When we left Stansted Airport on a six-thirty Ryanair flight to Porto there was a hard frost on the ground and the temperature was minus 3º centigrade and when we arrived less than two hours later in Porto there was a hard frost on the ground and the temperature was also minus 3º centigrade.
It is unusual to get frosts on the west coast of Portugal and this had clearly taken people by surprise and at the airport there were shivering staff on duty to make sure we avoided the untreated icy patches on the short walk to passport control.
Once through we were met by a lady from the car hire company who explained how cold it had been and why this necessitated the wearing of several layers of clothes, a scarf, a hat and a pair of woolly gloves. I have to concede that it was a bit chilly but I have to say that she seemed to me to be exaggerating the effect. Later we were told that on the day before that it had actually snowed and this was the first time that anyone here could remember such a weather event.
After picking up the car we put our watches forward one hour, as you do when you visit mainland Europe, and we set off for our hotel at the nearby town of Vila do Conde. Unusually for me this turned out to be very straight-forward and we drove straight to the town and followed the location instructions that turned out to be completely accurate. Consequently there was no reason for me to get agitated or to blame anyone else for getting hopelessly lost and within an hour of landing we were booked in to the Hotel Santana and settling into our room which was on the second floor and had a good view over the river Ave and the Convent of Santa Clara on the opposite side of the water.
We only had two days in Portugal so we didn’t stay long in the room and we went back to the car and drove the short distance into the town. We were surprised to see the extensive remains of an old aqueduct so we parked the car and went sightseeing.

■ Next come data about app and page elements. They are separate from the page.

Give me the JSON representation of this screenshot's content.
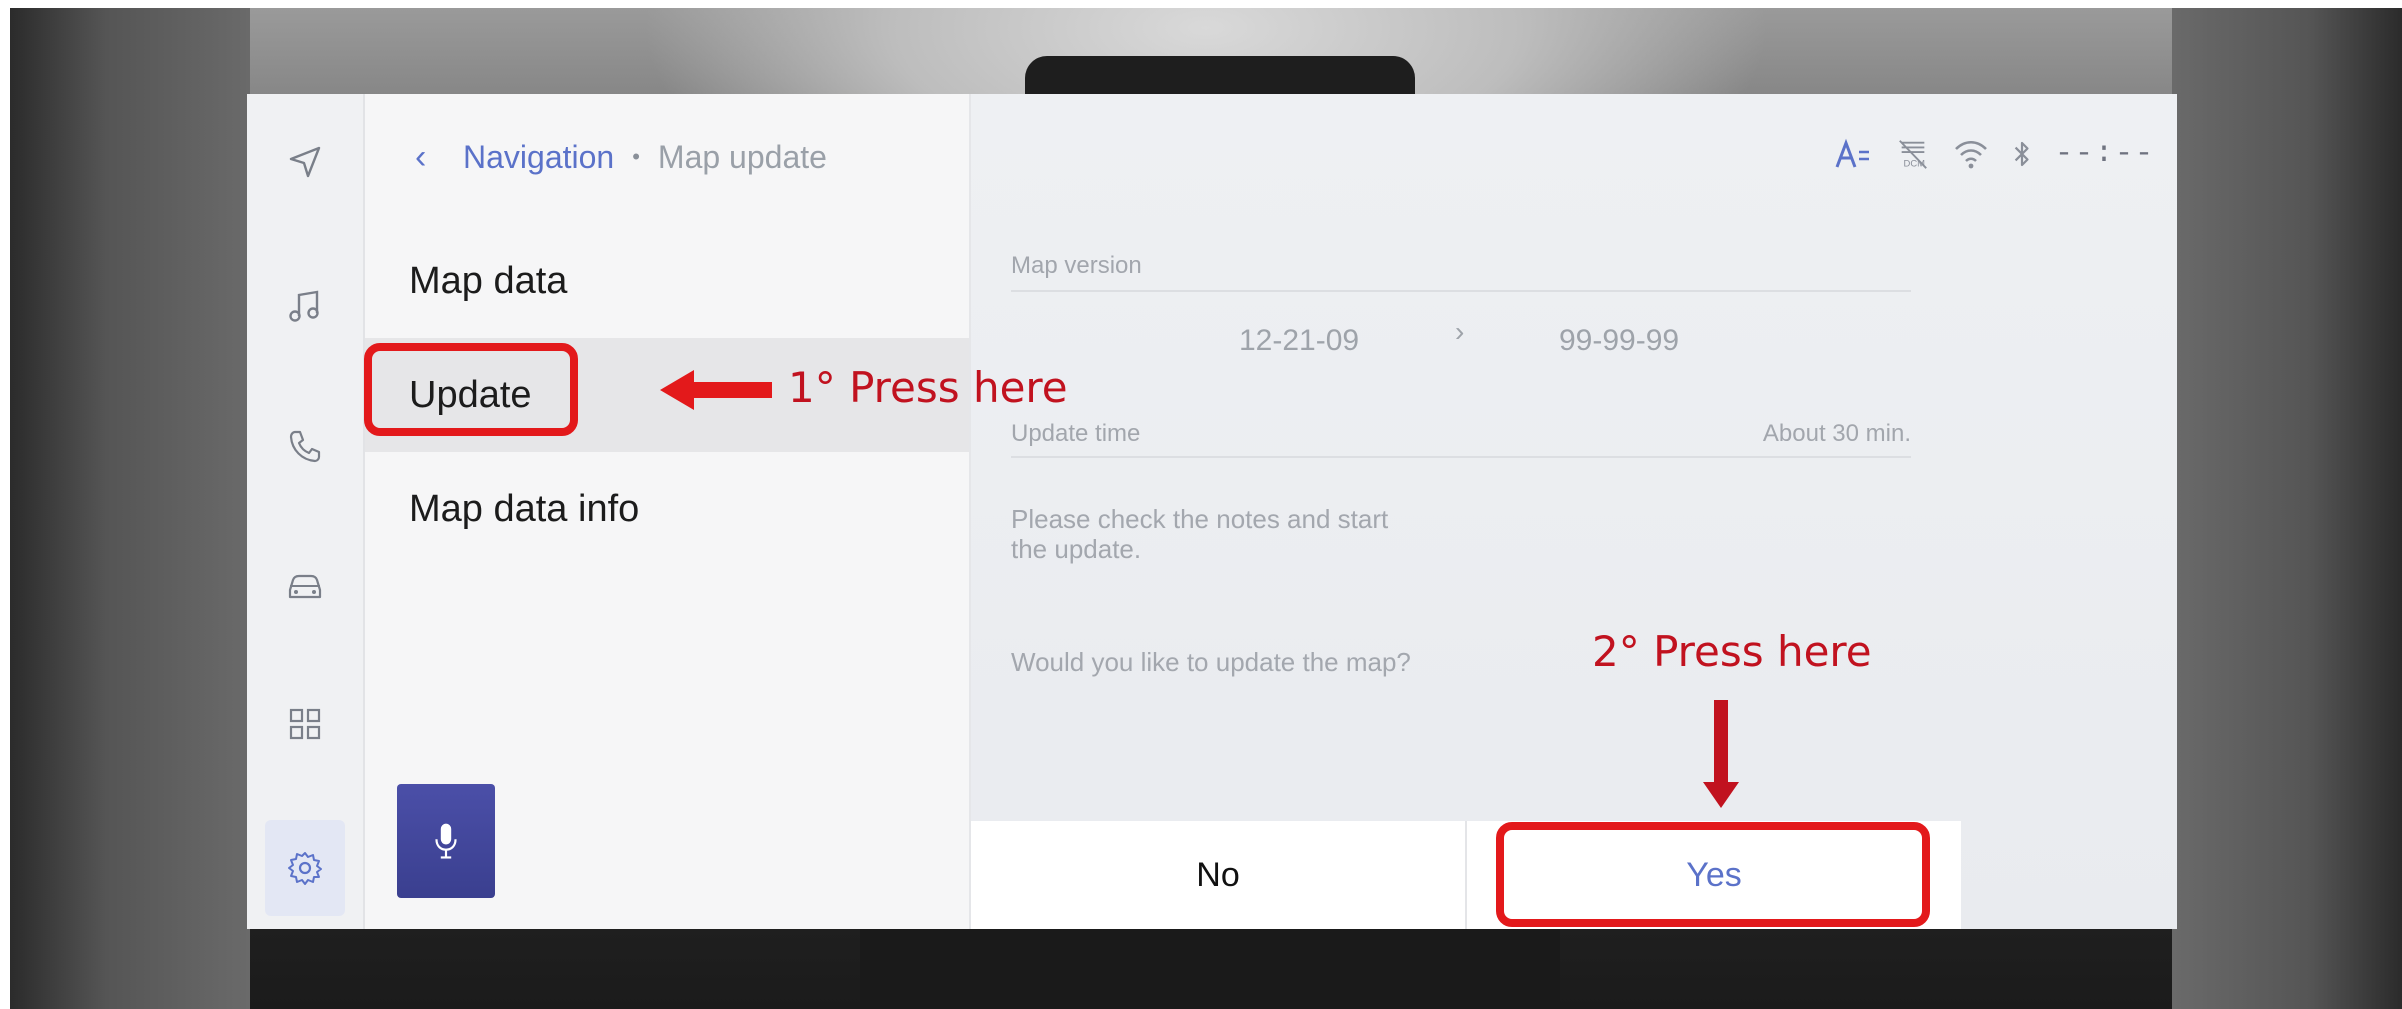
{
  "breadcrumb": {
    "parent": "Navigation",
    "current": "Map update",
    "separator": "•",
    "back_glyph": "‹"
  },
  "menu": [
    {
      "label": "Map data"
    },
    {
      "label": "Update"
    },
    {
      "label": "Map data info"
    }
  ],
  "rail": [
    "navigation-icon",
    "music-icon",
    "phone-icon",
    "car-icon",
    "apps-icon",
    "settings-icon"
  ],
  "status": {
    "clock": "--:--"
  },
  "details": {
    "map_version_label": "Map version",
    "current_version": "12-21-09",
    "version_arrow": "›",
    "new_version": "99-99-99",
    "update_time_label": "Update time",
    "update_time_value": "About 30 min.",
    "note_text": "Please check the notes and start the update.",
    "question": "Would you like to update the map?"
  },
  "buttons": {
    "no": "No",
    "yes": "Yes"
  },
  "annotations": {
    "step1": "1° Press here",
    "step2": "2° Press here"
  },
  "colors": {
    "accent": "#5b72c9",
    "highlight": "#e3191b",
    "annotation_text": "#c1121f",
    "mic": "#3f4496"
  }
}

The Aqueduto do Convento was a sixteenth century structure that was built to supply water to the Convent which was once the largest in all of Portugal but is now being converted into a Pousada hotel, which is the Portuguese equivalent of the Spanish Paradors. It was cold in the shaded narrow streets but the good thing about this frosty weather was that there was a clear blue sky full of a big sun and out of the shade it was really very pleasant indeed.

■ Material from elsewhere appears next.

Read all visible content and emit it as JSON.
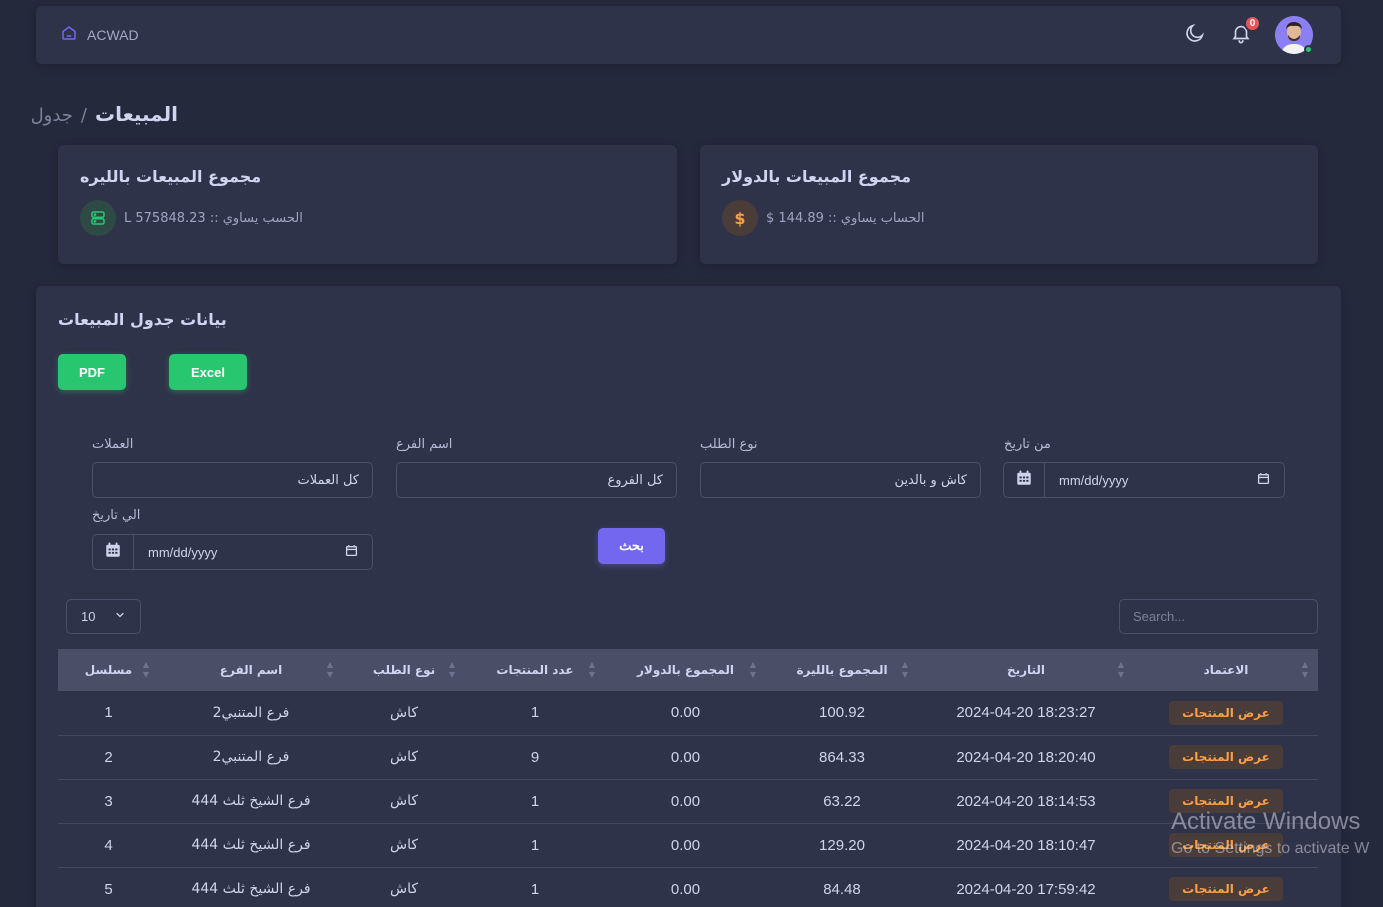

After leaving the town we drove to the sea front and were delighted to find an empty golden beach and a big Atlantic Ocean with huge waves crashing in over the rocks that fringed the edge of the water like steadfast guards on eternal sentry duty. It must have been a very cold night because the damp sand was still frozen and it broke with the snap of a dime bar as we walked across the long roaming silver lines which marked the tide line right down to the rocks and the salty spray. I am not really a big fan of beaches and tire of them quickly but in the winter when they are deserted like this I can explore them for hours. The only other people were a jogger or two and some fishermen at regular intervals along the rocks.

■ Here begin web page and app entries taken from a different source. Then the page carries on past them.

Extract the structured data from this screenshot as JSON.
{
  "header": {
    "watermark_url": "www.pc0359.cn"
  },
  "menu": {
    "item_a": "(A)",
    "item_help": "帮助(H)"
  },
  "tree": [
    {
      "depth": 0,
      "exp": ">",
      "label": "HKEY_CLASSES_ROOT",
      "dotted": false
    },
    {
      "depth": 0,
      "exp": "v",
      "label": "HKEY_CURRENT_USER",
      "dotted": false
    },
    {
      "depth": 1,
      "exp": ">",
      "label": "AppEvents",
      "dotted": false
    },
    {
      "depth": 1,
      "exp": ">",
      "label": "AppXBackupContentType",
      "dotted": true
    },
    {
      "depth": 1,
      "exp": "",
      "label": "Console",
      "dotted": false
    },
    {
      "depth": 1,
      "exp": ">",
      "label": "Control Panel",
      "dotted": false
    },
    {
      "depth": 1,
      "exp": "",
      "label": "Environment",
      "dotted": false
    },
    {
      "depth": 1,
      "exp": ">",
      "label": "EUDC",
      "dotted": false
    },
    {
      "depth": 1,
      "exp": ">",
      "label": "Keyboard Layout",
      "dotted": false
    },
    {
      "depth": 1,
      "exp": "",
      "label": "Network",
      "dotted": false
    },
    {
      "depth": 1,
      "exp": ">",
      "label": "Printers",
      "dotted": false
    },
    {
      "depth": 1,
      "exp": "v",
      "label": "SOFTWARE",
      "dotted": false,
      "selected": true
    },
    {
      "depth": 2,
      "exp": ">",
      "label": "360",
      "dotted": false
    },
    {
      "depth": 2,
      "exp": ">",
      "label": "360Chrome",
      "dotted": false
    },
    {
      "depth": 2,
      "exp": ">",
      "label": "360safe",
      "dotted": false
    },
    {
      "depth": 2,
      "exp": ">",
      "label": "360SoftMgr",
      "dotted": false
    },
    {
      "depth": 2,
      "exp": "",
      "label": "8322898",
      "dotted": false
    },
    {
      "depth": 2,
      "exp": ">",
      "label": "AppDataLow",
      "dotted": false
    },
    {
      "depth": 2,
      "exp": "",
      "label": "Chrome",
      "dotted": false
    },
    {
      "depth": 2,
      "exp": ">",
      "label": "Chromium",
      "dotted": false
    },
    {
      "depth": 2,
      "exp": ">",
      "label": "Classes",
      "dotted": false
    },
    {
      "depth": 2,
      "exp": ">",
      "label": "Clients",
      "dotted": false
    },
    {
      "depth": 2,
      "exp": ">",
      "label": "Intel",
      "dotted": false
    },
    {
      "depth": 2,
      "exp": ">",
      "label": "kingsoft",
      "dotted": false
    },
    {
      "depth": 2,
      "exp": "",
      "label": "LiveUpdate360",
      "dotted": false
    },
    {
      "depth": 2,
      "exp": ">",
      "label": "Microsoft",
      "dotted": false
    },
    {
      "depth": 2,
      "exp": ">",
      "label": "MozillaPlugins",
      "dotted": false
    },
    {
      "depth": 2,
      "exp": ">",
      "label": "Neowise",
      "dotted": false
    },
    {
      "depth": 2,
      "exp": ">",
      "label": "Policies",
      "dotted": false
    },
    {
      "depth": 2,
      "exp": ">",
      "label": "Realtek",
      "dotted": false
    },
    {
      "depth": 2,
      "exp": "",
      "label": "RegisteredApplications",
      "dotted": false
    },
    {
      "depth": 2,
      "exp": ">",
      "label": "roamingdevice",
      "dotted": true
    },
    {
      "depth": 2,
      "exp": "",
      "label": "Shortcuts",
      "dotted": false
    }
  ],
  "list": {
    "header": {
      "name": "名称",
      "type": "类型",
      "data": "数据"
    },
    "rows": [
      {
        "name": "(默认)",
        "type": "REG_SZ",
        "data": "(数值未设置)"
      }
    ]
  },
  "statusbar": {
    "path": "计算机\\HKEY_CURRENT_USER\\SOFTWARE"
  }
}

Actually it was beginning to warm up and according to a street sign at a chemist shop the temperature was approaching double figures so as it was about midday we looked for somewhere to stop for a drink and choose a bar with outside tables and selected one in the sunshine at the edge of the pavement. This seemed to surprise the young girl at work behind the bar and she apologised as she chipped the ice of the table and wiped it down as she explained that she hadn’t really expected anyone to sit outside this early.
After the sun had warmed us through we left Vila do Conde and drove north to the neighbouring city of Póvoa de Varzim which was once the busiest sea port and had the largest fish market in northern Portugal and still has a busy port today where we could see fishing boats going in and out of the harbour. We didn’t stop at Póvoa but carried on along the coast road adjacent to the wide beaches and arrived in the village of Apúlia where we thought we might look for somewhere for lunch.